Jan Kolen (2009). The “anthropologization” of archaeological heritage. Archaeological Dialogues, 16:209-225.
Sharon Macdonald (2006) Words in Stone?: Agency and Identity in a Nazi Landscape Journal of Material Culture 11(1/2):105-126.
Sharon Macdonald (2006) Mediating Heritage: Tour guides at the former Nazi Party Rally Grounds, Nuremberg. Tourist Studies 6(2): 119-138
Adrian Myers (2008) Between Memory and Materiality: An Archaeological Approach to Studying the Nazi Concentration Camps Journal of Conflict Archaeology 4(1): 231-245.
David Passmore and Stephan Harrison (2008) Landscapes of the Battle of the Bulge: WW2 Field Fortifications in the Ardennes Forrest of Belgium Journal of Conflict Archaeology 4(1-2):87-107.
William H. Rollins (1995) Whose Landscape?: Technology, Fascism, and Environmentalism on the National Socialist Autobahn. Annals of the Association of American Geographers 85(3):
Oula Seitsonin and Vesa-Pekka Herva (2011) Forgotten in the Wilderness: WWII German PoW Camps in Finnish Lapland. In Archaeologies of Internment, edited by Adrian Myers and Gabriel Moshenska, pp. 171-190. Springer, New York.
Frank Uekotter (2007) Native Plants: A Nazi Obsession?
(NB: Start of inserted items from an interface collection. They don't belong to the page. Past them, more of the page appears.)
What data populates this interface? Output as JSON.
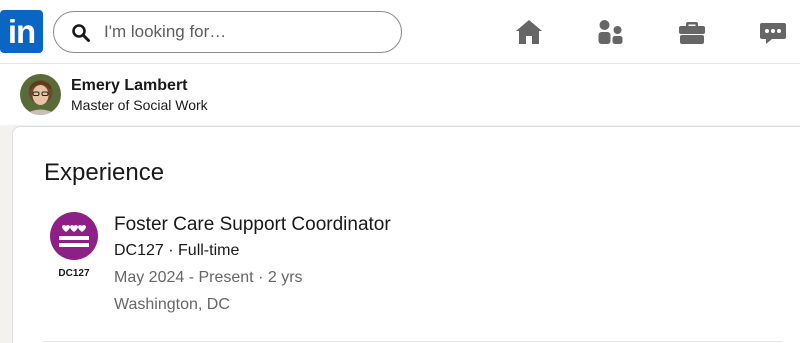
{
  "nav": {
    "logo_text": "in",
    "search": {
      "placeholder": "I'm looking for…",
      "value": ""
    },
    "icons": [
      "home-icon",
      "people-icon",
      "briefcase-icon",
      "messaging-icon"
    ],
    "brand_color": "#0a66c2",
    "icon_color": "#666666"
  },
  "profile": {
    "name": "Emery Lambert",
    "headline": "Master of Social Work"
  },
  "experience": {
    "title": "Experience",
    "items": [
      {
        "role": "Foster Care Support Coordinator",
        "company_line": "DC127 · Full-time",
        "dates": "May 2024 - Present · 2 yrs",
        "location": "Washington, DC",
        "logo_text": "DC127",
        "logo_color": "#8e1f86"
      }
    ]
  }
}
Landscape Research 32(3)
Timo Ylimaunu, Paul R. Mullins, James Symonds, Markku Kuorilehto, Hilkka Heikkilä, and Siiri Tolonen (In preparation) Memory of barracks – World War II German ‘Little Berlins’ and post-war urbanization in Northern Finnish towns.